• [Problem to solve] Search the records for "data" and copy each line that holds it.
========================================
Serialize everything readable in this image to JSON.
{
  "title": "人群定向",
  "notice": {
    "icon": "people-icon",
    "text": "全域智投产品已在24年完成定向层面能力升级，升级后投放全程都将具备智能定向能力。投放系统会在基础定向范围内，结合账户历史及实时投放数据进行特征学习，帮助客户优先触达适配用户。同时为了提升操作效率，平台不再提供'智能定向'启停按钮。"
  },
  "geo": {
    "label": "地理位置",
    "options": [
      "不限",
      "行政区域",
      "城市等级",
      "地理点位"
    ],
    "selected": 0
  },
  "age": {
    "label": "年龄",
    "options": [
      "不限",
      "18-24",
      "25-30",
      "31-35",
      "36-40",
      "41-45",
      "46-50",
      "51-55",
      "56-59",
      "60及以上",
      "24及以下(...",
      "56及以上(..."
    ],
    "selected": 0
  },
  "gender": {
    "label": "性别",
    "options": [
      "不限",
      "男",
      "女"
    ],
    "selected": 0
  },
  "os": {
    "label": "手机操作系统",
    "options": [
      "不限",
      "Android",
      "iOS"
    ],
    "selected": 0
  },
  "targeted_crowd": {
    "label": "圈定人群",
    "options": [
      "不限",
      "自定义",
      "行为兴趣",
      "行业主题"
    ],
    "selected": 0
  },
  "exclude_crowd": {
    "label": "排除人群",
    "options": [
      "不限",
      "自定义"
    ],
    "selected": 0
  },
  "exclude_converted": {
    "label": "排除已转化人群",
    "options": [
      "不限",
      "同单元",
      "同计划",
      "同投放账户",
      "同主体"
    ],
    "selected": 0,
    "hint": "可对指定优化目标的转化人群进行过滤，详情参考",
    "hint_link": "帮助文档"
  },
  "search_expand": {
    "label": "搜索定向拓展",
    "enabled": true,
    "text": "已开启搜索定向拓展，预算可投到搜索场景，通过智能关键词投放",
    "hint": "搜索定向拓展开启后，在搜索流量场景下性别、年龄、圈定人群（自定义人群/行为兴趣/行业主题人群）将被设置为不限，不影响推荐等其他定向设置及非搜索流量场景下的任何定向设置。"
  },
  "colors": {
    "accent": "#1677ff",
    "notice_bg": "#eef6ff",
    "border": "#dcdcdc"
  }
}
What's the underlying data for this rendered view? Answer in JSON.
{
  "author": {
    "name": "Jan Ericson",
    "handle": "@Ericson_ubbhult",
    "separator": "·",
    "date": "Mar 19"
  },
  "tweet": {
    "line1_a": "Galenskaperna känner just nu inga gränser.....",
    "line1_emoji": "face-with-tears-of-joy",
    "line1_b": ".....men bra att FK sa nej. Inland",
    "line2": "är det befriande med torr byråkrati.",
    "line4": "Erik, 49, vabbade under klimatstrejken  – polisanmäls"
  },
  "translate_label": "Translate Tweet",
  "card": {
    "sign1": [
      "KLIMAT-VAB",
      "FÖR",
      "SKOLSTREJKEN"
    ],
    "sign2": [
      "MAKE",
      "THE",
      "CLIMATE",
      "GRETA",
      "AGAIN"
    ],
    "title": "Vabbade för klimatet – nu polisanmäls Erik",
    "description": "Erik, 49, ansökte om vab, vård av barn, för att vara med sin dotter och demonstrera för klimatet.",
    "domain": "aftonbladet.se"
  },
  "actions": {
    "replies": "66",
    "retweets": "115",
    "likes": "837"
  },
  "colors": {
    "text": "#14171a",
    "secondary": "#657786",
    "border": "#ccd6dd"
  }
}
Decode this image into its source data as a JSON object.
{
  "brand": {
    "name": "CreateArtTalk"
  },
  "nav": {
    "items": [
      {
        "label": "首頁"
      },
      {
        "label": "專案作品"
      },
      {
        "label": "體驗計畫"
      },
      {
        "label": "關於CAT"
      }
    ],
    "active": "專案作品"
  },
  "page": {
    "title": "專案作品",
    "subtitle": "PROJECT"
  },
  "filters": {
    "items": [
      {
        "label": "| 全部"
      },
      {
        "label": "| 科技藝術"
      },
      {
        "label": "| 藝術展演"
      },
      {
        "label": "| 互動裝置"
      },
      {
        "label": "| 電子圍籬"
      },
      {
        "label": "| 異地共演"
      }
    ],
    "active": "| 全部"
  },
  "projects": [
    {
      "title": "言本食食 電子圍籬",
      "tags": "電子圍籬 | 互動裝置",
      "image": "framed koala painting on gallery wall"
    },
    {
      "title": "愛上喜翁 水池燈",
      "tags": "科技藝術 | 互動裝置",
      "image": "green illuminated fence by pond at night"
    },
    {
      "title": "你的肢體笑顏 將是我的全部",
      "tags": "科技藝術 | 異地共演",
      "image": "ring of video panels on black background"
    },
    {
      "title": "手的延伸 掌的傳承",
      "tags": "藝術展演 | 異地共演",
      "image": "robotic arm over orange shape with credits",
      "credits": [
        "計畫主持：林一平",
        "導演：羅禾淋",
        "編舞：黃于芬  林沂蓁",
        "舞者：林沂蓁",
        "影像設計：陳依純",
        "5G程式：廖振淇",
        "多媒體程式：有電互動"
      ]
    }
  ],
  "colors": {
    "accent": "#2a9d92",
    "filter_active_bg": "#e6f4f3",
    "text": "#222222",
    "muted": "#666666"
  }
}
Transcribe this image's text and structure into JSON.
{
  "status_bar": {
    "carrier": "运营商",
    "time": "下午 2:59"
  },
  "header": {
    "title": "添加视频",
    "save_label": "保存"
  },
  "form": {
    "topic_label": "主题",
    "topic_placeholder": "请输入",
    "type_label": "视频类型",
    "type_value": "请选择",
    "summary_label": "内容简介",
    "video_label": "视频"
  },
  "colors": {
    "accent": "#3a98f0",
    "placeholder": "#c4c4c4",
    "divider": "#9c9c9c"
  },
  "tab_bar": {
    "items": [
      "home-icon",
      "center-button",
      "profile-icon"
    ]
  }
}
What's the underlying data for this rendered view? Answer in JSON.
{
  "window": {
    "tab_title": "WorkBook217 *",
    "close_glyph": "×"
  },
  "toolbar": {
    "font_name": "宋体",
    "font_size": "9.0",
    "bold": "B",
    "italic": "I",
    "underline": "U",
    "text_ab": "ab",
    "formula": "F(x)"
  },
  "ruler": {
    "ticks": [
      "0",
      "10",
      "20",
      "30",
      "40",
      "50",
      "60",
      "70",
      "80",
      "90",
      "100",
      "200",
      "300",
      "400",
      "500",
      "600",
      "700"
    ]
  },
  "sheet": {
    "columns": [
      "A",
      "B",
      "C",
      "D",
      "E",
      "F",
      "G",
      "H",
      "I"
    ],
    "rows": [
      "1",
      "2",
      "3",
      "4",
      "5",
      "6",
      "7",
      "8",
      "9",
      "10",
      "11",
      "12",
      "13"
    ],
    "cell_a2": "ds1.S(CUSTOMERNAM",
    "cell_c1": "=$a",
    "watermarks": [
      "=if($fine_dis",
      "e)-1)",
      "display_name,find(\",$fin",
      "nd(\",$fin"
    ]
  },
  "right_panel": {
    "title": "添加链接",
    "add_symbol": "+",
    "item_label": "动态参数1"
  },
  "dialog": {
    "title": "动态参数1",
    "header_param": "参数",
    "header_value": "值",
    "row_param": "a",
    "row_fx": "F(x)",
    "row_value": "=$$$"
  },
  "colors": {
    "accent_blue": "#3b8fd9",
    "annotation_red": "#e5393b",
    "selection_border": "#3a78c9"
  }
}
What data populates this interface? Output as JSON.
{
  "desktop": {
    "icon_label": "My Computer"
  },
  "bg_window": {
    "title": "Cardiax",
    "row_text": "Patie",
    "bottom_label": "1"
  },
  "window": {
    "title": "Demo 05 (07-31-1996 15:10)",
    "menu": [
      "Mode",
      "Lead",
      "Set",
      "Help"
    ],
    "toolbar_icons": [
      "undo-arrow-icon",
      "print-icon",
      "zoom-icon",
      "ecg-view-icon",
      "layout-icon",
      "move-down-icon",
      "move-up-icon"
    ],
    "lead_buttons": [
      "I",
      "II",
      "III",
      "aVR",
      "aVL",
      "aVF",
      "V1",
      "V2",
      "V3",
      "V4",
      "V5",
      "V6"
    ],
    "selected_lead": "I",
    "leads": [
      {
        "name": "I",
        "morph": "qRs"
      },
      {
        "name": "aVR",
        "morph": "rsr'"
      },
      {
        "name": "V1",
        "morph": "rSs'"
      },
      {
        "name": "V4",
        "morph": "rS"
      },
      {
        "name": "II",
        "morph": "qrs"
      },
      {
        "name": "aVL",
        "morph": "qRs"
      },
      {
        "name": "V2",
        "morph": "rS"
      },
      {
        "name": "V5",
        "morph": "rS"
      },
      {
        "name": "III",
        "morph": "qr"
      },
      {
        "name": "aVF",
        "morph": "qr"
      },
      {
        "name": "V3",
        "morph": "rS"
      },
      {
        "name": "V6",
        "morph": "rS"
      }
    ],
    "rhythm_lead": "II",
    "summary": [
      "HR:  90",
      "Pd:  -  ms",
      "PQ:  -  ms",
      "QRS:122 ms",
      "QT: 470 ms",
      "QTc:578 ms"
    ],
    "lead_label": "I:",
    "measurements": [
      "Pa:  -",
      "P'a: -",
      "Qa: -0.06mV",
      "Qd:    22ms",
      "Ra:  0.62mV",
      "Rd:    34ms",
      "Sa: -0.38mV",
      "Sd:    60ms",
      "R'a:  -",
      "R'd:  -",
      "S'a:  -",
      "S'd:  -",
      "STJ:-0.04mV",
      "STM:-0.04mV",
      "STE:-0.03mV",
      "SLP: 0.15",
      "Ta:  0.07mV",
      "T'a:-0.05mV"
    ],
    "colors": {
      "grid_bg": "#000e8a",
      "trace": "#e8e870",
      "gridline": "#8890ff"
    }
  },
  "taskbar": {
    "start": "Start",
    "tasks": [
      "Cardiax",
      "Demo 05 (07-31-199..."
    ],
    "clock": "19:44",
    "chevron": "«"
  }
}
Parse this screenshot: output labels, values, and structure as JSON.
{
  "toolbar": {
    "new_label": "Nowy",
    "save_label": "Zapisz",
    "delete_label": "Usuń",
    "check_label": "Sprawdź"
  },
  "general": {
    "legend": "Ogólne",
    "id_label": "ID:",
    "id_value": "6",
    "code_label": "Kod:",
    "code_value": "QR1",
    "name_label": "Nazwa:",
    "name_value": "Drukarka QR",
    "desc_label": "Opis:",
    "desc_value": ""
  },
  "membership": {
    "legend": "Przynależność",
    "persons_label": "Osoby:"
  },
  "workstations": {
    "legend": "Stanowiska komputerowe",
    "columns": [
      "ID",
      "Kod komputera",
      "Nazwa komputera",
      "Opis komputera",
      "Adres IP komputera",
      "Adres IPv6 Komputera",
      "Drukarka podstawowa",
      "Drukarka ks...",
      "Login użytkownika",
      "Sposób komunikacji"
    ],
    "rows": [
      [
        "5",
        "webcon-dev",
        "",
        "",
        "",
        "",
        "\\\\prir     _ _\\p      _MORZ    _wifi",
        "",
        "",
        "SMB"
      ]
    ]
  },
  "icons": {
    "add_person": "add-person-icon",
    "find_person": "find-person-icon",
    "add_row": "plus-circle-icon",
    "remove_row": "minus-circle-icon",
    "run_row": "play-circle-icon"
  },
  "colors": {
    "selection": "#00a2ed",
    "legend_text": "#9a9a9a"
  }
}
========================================
• [Result of the task]
What's the underlying data for this rendered view? Answer in JSON.
Decode this image into its source data as a JSON object.
What's the underlying data for this rendered view? Answer in JSON.
What data populates this interface? Output as JSON.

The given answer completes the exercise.